Personal financial advisors help individuals determine the best course of action regarding their money. The U.S. Department of Labor notes that they may assist with investments and help clients achieve financial goals. Personal financial advisors may also provide tax advice and help clients plan for important financial events like retirement.
Why It’s Taking Over: “Financial advisors are in high demand to meet the growing number of aging Americans who are retiring,” says Kristi Merritt, a career search coach at Claim It, a career consulting company. “These retirees have to make their money last for an indefinite amount of time, so they need investment and money management advice.”
Not only that, but the Department of Labor notes that a decrease in corporate and government pension plans will require retirees to take a more active role in planning their financial futures. And this will, in turn, increase the need for personal financial advisors.
Education Options: A bachelor’s degree is usually required for this position.
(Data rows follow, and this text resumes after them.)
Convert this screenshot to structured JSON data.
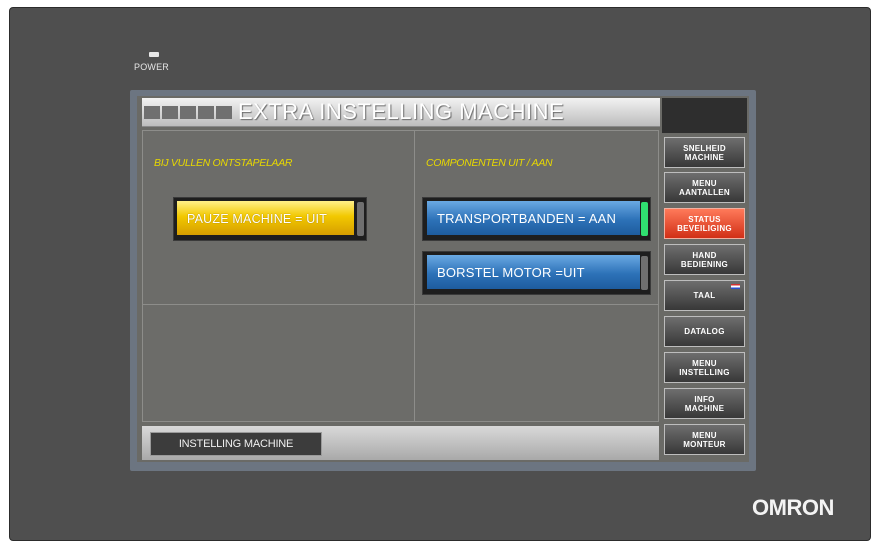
{
  "device": {
    "power_label": "POWER",
    "logo": "OMRON",
    "bezel_color": "#4f4f4f"
  },
  "screen": {
    "title": "EXTRA INSTELLING MACHINE",
    "left_section_label": "BIJ VULLEN ONTSTAPELAAR",
    "right_section_label": "COMPONENTEN  UIT / AAN",
    "buttons": {
      "pauze": {
        "label": "PAUZE MACHINE = UIT",
        "color": "#f2c800",
        "state": "uit"
      },
      "transport": {
        "label": "TRANSPORTBANDEN = AAN",
        "color": "#2d72b8",
        "indicator": "#30e070",
        "state": "aan"
      },
      "borstel": {
        "label": "BORSTEL MOTOR =UIT",
        "color": "#2d72b8",
        "indicator": "#6f6f6f",
        "state": "uit"
      }
    },
    "footer_button": "INSTELLING MACHINE"
  },
  "menu": [
    {
      "label": "SNELHEID\nMACHINE",
      "active": false
    },
    {
      "label": "MENU\nAANTALLEN",
      "active": false
    },
    {
      "label": "STATUS\nBEVEILIGING",
      "active": true
    },
    {
      "label": "HAND\nBEDIENING",
      "active": false
    },
    {
      "label": "TAAL",
      "active": false,
      "icon": "flag-icon"
    },
    {
      "label": "DATALOG",
      "active": false
    },
    {
      "label": "MENU\nINSTELLING",
      "active": false
    },
    {
      "label": "INFO\nMACHINE",
      "active": false
    },
    {
      "label": "MENU\nMONTEUR",
      "active": false
    }
  ],
  "colors": {
    "active_menu": "#d12f16",
    "section_label": "#e8d800"
  }
}
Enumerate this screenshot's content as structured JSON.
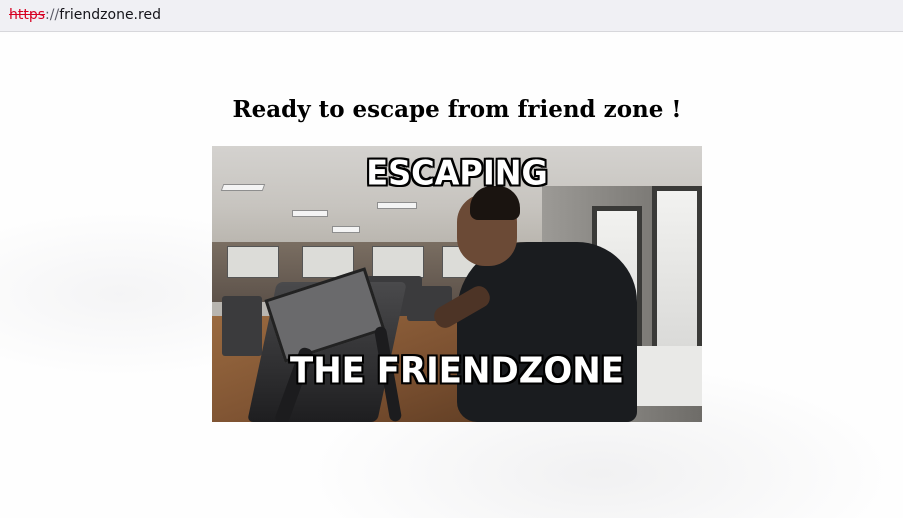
{
  "browser": {
    "url_scheme": "https",
    "url_separator": "://",
    "url_host": "friendzone.red"
  },
  "page": {
    "heading": "Ready to escape from friend zone !",
    "meme": {
      "top_text": "ESCAPING",
      "bottom_text": "THE FRIENDZONE"
    }
  }
}
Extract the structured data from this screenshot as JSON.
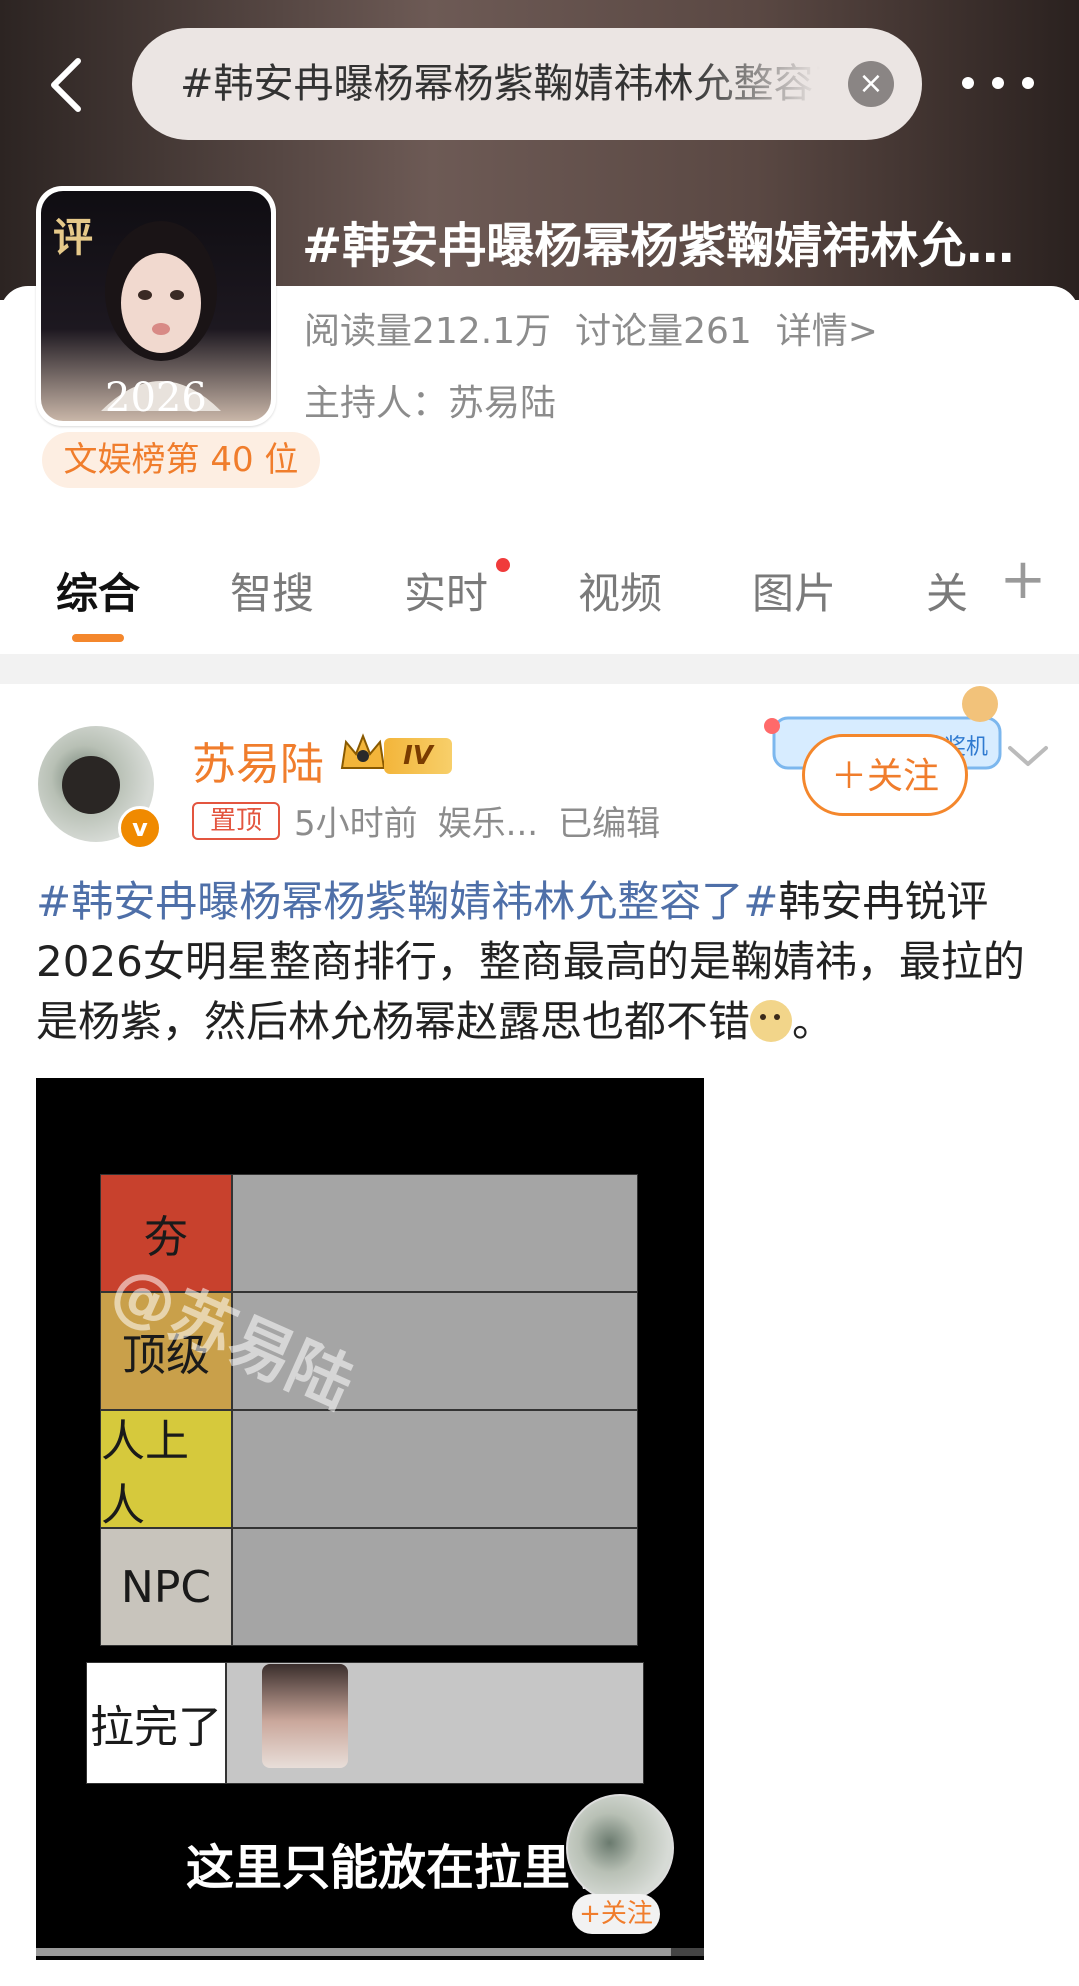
{
  "header": {
    "search_query": "#韩安冉曝杨幂杨紫鞠婧祎林允整容了",
    "clear_symbol": "×",
    "topic_title": "#韩安冉曝杨幂杨紫鞠婧祎林允整容了#"
  },
  "topic": {
    "cover_char": "评",
    "cover_year": "2026",
    "rank": "文娱榜第 40 位",
    "reads": "阅读量212.1万",
    "discussions": "讨论量261",
    "details": "详情>",
    "host": "主持人：苏易陆"
  },
  "tabs": [
    {
      "label": "综合",
      "active": true
    },
    {
      "label": "智搜"
    },
    {
      "label": "实时",
      "dot": true
    },
    {
      "label": "视频"
    },
    {
      "label": "图片"
    },
    {
      "label": "关"
    }
  ],
  "tab_plus": "+",
  "post": {
    "username": "苏易陆",
    "level": "IV",
    "verified_symbol": "v",
    "pin_tag": "置顶",
    "time": "5小时前",
    "source": "娱乐...",
    "edited": "已编辑",
    "follow_label": "＋关注",
    "follow_deco_text": "抽奖机",
    "text_hashtag": "#韩安冉曝杨幂杨紫鞠婧祎林允整容了#",
    "text_body": "韩安冉锐评2026女明星整商排行，整商最高的是鞠婧祎，最拉的是杨紫，然后林允杨幂赵露思也都不错",
    "text_end": "。"
  },
  "image": {
    "watermark": "@苏易陆",
    "tiers": [
      {
        "label": "夯",
        "color": "#c8412d"
      },
      {
        "label": "顶级",
        "color": "#c9a04a"
      },
      {
        "label": "人上人",
        "color": "#d6c93c"
      },
      {
        "label": "NPC",
        "color": "#c8c4bc"
      },
      {
        "label": "拉完了",
        "color": "#ffffff"
      }
    ],
    "caption": "这里只能放在拉里了",
    "mini_follow": "+关注",
    "progress": 0.95
  },
  "colors": {
    "accent": "#f4872c",
    "hashtag": "#4e6fa8"
  },
  "icons": [
    "back-arrow-icon",
    "close-icon",
    "more-dots-icon",
    "plus-icon",
    "crown-icon",
    "chevron-down-icon",
    "doge-emoji-icon"
  ]
}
And while no specific field of study is required, the Department lists economics, business, accounting, finance, mathematics, or law as good preparatory majors if you’re considering this career.